Work item - Say nothing but the number of lines below in which the string "icon" appears.

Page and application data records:
★ ★ ★ ★ ★

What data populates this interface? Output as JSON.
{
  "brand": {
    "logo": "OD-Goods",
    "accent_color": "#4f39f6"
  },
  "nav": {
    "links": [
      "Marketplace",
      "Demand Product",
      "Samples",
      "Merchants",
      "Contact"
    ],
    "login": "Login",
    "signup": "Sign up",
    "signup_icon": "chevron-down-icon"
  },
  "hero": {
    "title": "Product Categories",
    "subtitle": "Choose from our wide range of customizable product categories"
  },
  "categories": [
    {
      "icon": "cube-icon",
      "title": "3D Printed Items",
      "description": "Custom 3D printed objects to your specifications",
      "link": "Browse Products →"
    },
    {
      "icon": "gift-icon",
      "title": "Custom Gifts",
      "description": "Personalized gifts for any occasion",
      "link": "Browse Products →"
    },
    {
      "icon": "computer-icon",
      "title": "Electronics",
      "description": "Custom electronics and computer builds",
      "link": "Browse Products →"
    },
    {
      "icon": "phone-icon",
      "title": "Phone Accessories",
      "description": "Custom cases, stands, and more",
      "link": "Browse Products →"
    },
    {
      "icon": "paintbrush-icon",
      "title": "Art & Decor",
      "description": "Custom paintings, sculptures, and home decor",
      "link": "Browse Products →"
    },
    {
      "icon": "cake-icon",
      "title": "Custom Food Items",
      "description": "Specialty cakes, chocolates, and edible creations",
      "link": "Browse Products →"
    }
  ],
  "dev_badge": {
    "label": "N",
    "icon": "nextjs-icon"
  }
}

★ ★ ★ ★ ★

Answer to the exercise - 8